_The problem_
Please go through the listing below and count the lines where the string "JSON" appears. Answer with the number only.

..........

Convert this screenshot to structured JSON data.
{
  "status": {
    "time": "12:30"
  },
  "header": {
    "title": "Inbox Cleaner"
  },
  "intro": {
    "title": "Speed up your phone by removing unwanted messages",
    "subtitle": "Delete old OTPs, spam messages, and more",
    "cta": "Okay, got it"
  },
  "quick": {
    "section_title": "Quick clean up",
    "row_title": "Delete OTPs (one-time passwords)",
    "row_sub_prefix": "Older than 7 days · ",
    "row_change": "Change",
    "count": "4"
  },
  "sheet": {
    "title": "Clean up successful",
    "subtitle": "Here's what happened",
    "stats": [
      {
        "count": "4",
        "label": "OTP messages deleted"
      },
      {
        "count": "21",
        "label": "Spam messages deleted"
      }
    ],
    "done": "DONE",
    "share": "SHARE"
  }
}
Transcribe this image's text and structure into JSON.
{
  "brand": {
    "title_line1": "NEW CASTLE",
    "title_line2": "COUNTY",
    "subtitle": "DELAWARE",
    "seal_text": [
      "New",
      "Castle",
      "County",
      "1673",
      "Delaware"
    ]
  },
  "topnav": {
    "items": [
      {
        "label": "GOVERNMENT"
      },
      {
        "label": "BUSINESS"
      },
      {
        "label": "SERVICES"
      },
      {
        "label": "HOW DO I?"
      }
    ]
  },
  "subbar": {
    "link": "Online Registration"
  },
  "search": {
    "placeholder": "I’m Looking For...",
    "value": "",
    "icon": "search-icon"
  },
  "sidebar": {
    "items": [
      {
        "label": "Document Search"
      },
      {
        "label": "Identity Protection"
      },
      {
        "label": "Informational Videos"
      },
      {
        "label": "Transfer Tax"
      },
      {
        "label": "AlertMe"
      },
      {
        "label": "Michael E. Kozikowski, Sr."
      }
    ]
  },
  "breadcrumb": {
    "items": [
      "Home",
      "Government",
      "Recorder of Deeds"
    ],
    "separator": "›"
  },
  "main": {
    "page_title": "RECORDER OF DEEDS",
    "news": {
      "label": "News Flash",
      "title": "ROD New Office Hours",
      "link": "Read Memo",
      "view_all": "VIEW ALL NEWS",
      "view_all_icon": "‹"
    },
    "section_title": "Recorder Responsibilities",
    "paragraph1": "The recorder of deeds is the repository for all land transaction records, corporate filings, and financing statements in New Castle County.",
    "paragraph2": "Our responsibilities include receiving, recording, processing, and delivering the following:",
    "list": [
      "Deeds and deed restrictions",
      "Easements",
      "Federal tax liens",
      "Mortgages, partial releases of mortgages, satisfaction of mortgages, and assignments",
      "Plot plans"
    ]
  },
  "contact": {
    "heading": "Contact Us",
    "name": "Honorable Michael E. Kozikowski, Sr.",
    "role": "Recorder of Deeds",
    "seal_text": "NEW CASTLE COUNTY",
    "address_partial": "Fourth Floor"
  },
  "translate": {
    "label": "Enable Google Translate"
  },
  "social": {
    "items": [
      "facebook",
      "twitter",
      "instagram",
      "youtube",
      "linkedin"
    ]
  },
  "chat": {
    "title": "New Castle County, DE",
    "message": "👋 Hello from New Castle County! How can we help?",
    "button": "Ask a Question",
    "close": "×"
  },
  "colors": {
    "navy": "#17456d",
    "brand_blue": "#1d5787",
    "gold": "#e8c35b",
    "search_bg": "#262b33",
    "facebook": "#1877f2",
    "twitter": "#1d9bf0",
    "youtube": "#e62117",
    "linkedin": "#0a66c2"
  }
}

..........

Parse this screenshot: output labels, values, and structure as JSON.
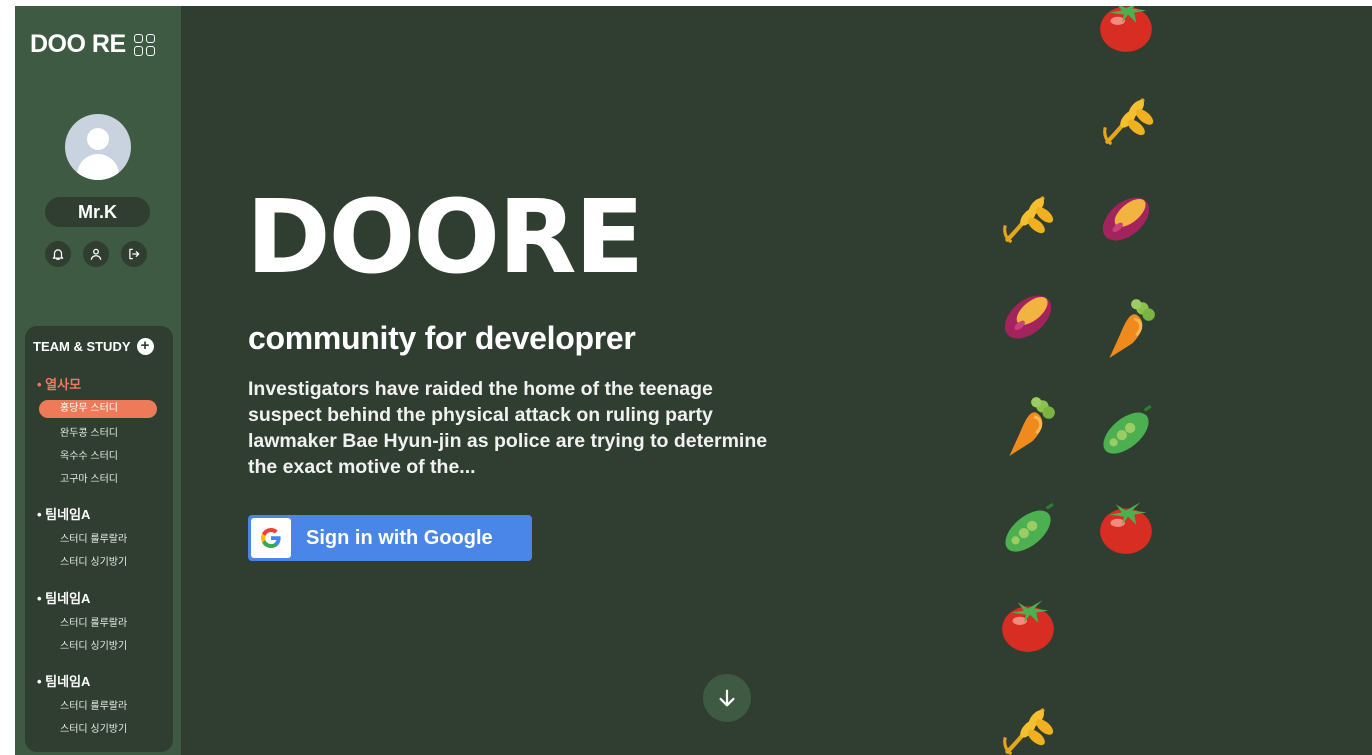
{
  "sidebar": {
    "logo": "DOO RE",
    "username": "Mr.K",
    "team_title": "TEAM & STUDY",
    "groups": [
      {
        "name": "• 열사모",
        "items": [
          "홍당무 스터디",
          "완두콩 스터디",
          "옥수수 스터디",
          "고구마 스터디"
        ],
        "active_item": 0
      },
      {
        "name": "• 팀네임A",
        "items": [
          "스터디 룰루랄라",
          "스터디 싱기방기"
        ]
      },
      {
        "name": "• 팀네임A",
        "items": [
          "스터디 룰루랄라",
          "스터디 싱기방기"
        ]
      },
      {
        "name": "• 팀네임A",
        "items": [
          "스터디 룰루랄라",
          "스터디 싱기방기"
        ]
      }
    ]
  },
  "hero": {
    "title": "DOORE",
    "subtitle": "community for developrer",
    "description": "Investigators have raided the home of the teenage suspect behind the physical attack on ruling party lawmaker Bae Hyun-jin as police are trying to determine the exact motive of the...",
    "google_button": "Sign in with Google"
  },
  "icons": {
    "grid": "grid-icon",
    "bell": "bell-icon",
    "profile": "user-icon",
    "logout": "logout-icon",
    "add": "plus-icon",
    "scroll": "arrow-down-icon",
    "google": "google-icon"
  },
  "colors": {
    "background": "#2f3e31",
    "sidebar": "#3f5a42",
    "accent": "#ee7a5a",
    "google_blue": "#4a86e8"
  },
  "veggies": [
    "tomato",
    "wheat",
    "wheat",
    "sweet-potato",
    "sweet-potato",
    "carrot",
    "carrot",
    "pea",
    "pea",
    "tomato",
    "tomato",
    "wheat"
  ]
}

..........

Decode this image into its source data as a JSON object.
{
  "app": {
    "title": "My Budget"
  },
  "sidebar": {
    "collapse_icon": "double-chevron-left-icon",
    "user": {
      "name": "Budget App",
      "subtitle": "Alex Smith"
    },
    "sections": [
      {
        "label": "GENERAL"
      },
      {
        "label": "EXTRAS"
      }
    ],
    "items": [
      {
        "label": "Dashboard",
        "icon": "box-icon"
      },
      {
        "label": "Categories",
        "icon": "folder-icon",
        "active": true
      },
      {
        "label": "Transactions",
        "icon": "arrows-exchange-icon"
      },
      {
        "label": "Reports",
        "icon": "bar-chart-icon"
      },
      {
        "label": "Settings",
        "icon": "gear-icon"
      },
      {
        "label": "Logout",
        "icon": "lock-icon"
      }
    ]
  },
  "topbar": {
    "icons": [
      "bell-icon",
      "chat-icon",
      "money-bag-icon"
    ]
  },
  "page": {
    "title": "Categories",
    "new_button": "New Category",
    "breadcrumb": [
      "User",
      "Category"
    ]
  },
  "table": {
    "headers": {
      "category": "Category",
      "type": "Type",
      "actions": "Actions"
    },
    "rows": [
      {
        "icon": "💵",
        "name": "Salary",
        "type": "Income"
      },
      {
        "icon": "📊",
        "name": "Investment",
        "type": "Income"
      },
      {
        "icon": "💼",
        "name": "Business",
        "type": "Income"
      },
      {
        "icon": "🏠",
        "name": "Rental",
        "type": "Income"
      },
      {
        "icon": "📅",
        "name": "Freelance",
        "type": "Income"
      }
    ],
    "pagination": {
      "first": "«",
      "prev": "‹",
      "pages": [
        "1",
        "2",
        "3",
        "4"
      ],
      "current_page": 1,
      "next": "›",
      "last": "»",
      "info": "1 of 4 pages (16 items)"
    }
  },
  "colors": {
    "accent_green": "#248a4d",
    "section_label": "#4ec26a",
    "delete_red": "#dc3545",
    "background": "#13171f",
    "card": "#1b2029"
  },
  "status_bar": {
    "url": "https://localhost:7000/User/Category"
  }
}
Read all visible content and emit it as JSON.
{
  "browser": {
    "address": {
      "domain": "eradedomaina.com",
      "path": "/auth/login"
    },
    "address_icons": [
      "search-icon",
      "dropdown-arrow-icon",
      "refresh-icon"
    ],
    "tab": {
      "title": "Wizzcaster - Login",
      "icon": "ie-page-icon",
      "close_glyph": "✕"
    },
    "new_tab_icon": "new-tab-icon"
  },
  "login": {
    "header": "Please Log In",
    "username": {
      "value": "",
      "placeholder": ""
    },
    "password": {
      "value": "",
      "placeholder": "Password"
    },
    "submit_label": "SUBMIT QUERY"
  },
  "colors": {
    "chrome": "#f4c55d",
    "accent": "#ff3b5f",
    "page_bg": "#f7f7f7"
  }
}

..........

_Written answer_
5